**WHAT IS REQUIRED**
What is the number of lines below that contain the string "Academia"? Give it and nothing else.

**AVAILABLE DATA**
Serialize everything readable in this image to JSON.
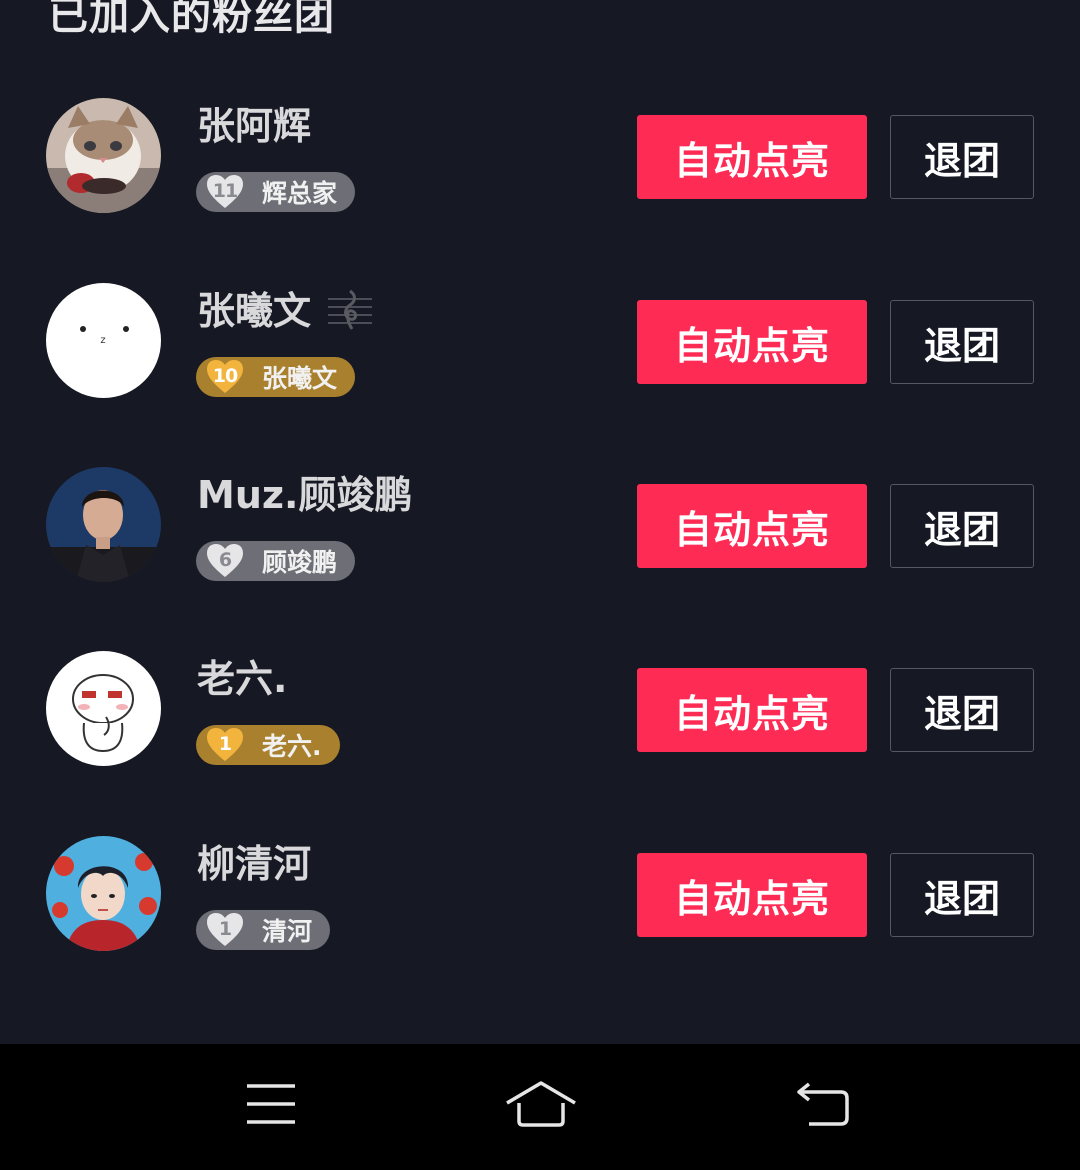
{
  "page": {
    "title": "已加入的粉丝团"
  },
  "colors": {
    "background": "#161823",
    "accent": "#fe2c55",
    "badge_gray": "#6e6f76",
    "badge_gold": "#a9812e",
    "navbar": "#000000"
  },
  "buttons": {
    "auto_light_label": "自动点亮",
    "quit_label": "退团"
  },
  "fan_clubs": [
    {
      "name": "张阿辉",
      "badge_level": "11",
      "badge_name": "辉总家",
      "badge_style": "gray",
      "avatar_icon": "cat-avatar",
      "extra_icon": ""
    },
    {
      "name": "张曦文",
      "badge_level": "10",
      "badge_name": "张曦文",
      "badge_style": "gold",
      "avatar_icon": "white-face-avatar",
      "extra_icon": "music-note-icon"
    },
    {
      "name": "Muz.顾竣鹏",
      "badge_level": "6",
      "badge_name": "顾竣鹏",
      "badge_style": "gray",
      "avatar_icon": "man-portrait-avatar",
      "extra_icon": ""
    },
    {
      "name": "老六.",
      "badge_level": "1",
      "badge_name": "老六.",
      "badge_style": "gold",
      "avatar_icon": "cartoon-bunny-avatar",
      "extra_icon": ""
    },
    {
      "name": "柳清河",
      "badge_level": "1",
      "badge_name": "清河",
      "badge_style": "gray",
      "avatar_icon": "anime-boy-avatar",
      "extra_icon": ""
    }
  ],
  "navbar": {
    "items": [
      "menu-icon",
      "home-icon",
      "back-icon"
    ]
  }
}
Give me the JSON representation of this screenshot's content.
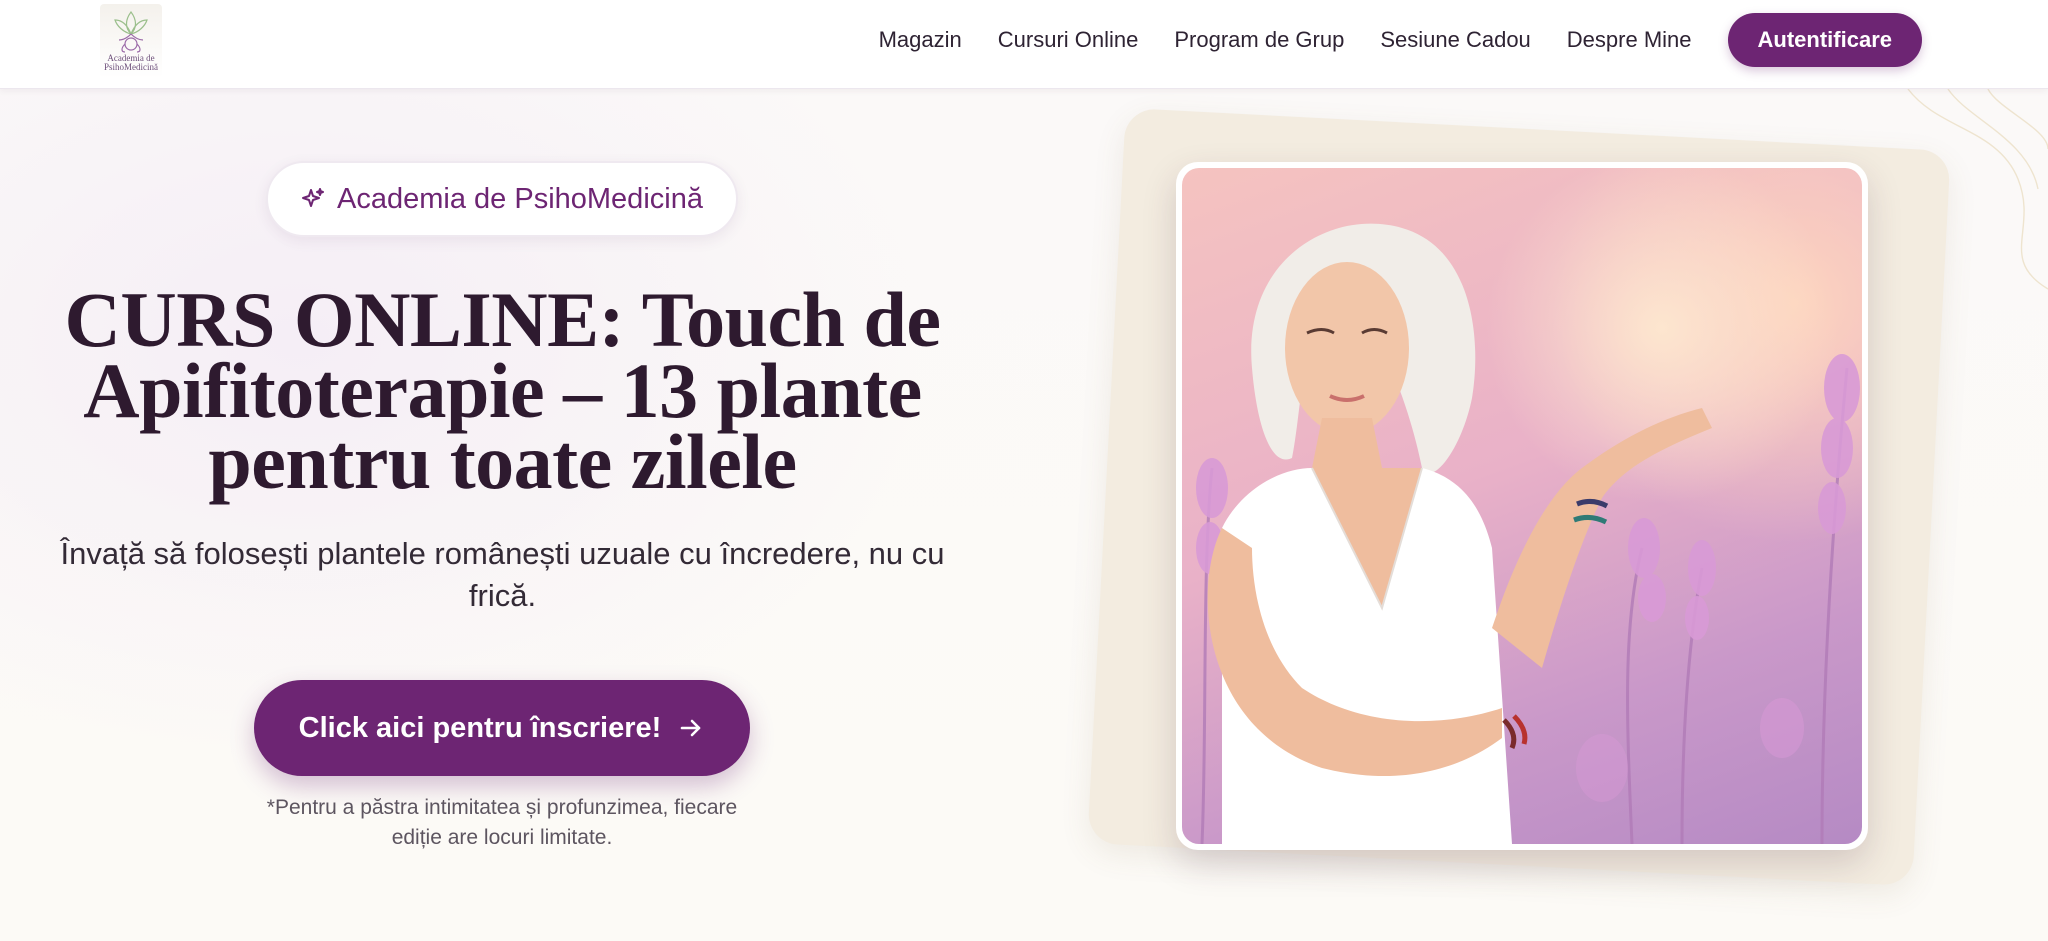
{
  "header": {
    "logo": {
      "line1": "Academia de",
      "line2": "PsihoMedicină"
    },
    "nav": [
      "Magazin",
      "Cursuri Online",
      "Program de Grup",
      "Sesiune Cadou",
      "Despre Mine"
    ],
    "login_label": "Autentificare"
  },
  "hero": {
    "badge": "Academia de PsihoMedicină",
    "title": "CURS ONLINE: Touch de Apifitoterapie – 13 plante pentru toate zilele",
    "subtitle": "Învață să folosești plantele românești uzuale cu încredere, nu cu frică.",
    "cta_label": "Click aici pentru înscriere!",
    "note": "*Pentru a păstra intimitatea și profunzimea, fiecare ediție are locuri limitate."
  },
  "colors": {
    "brand": "#6d2573",
    "title_text": "#2e1a2f",
    "card_back": "#f3ece0"
  },
  "icons": {
    "badge": "sparkles-icon",
    "cta": "arrow-right-icon",
    "logo": "lotus-icon"
  }
}
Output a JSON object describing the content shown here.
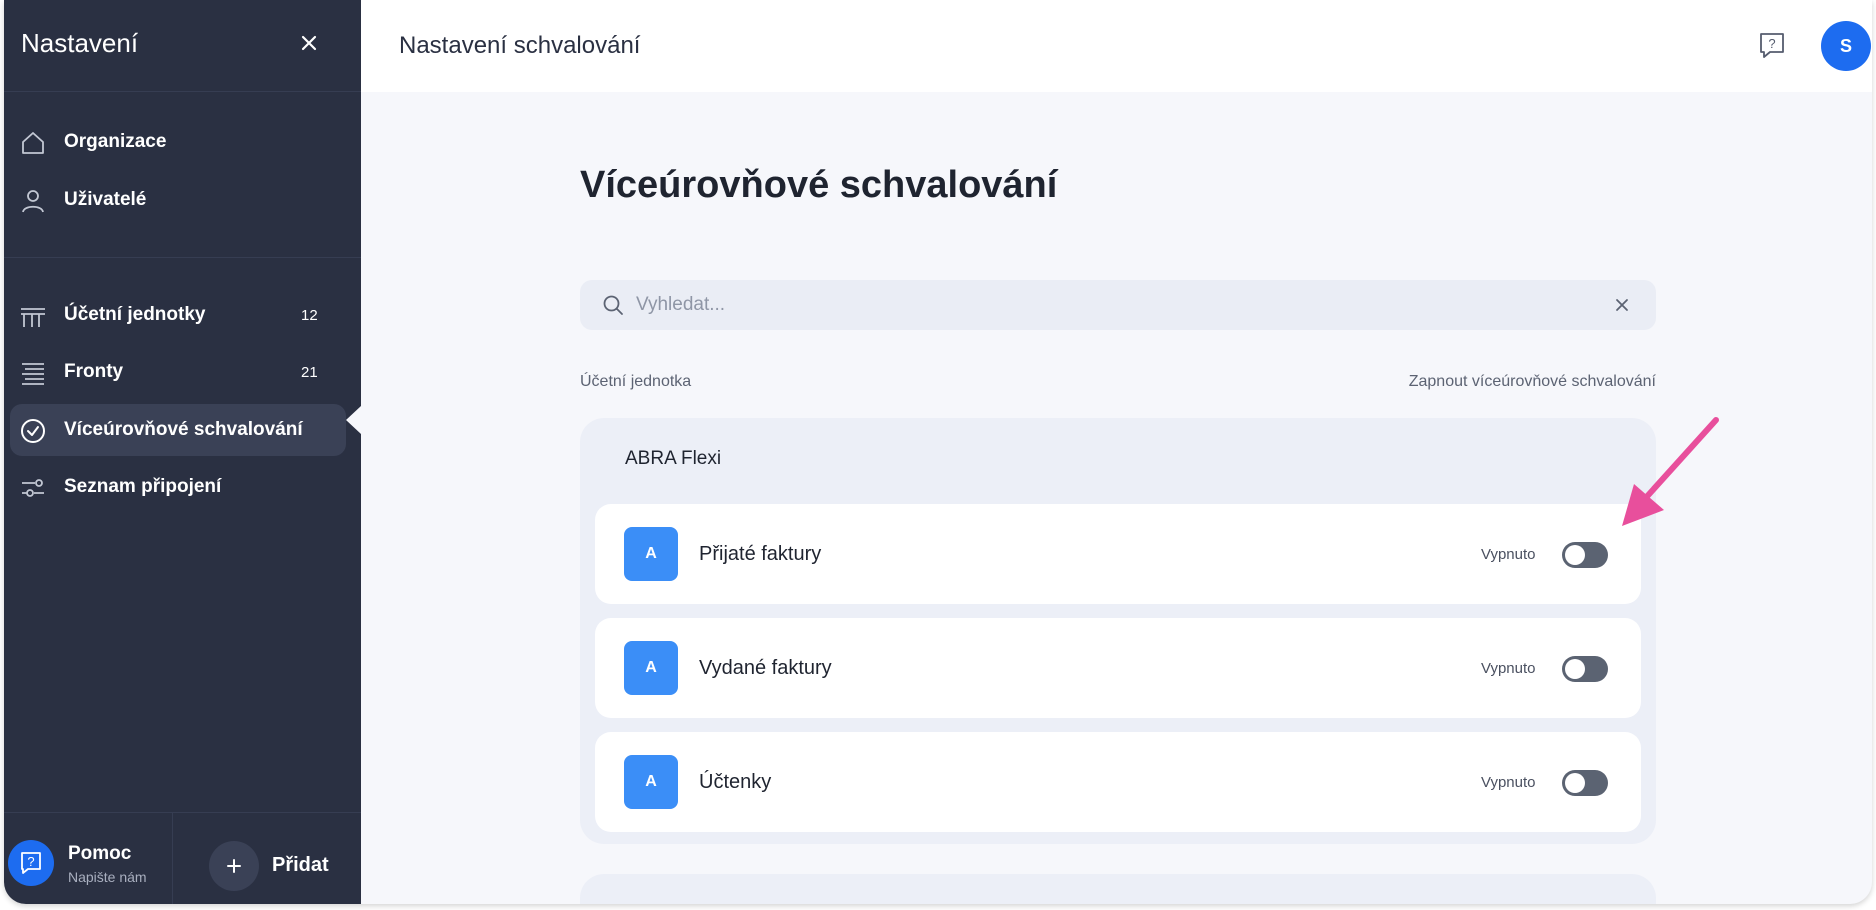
{
  "sidebar": {
    "title": "Nastavení",
    "nav_top": [
      {
        "label": "Organizace",
        "icon": "home-icon"
      },
      {
        "label": "Uživatelé",
        "icon": "user-icon"
      }
    ],
    "nav_main": [
      {
        "label": "Účetní jednotky",
        "count": "12",
        "icon": "building-icon"
      },
      {
        "label": "Fronty",
        "count": "21",
        "icon": "queue-icon"
      },
      {
        "label": "Víceúrovňové schvalování",
        "icon": "check-circle-icon",
        "active": true
      },
      {
        "label": "Seznam připojení",
        "icon": "sliders-icon"
      }
    ],
    "footer": {
      "help_title": "Pomoc",
      "help_subtitle": "Napište nám",
      "add_label": "Přidat"
    }
  },
  "topbar": {
    "title": "Nastavení schvalování",
    "avatar_initial": "S"
  },
  "main": {
    "heading": "Víceúrovňové schvalování",
    "search": {
      "placeholder": "Vyhledat...",
      "value": ""
    },
    "columns": {
      "left": "Účetní jednotka",
      "right": "Zapnout víceúrovňové schvalování"
    },
    "groups": [
      {
        "title": "ABRA Flexi",
        "items": [
          {
            "badge": "A",
            "name": "Přijaté faktury",
            "state": "Vypnuto",
            "enabled": false
          },
          {
            "badge": "A",
            "name": "Vydané faktury",
            "state": "Vypnuto",
            "enabled": false
          },
          {
            "badge": "A",
            "name": "Účtenky",
            "state": "Vypnuto",
            "enabled": false
          }
        ]
      }
    ]
  },
  "colors": {
    "sidebar_bg": "#2a3042",
    "accent": "#1d6cf0",
    "badge": "#3b8ef7",
    "toggle_off": "#5b6372",
    "annotation_arrow": "#e84f9c"
  }
}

**ANSWER TO THIS PROBLEM**
2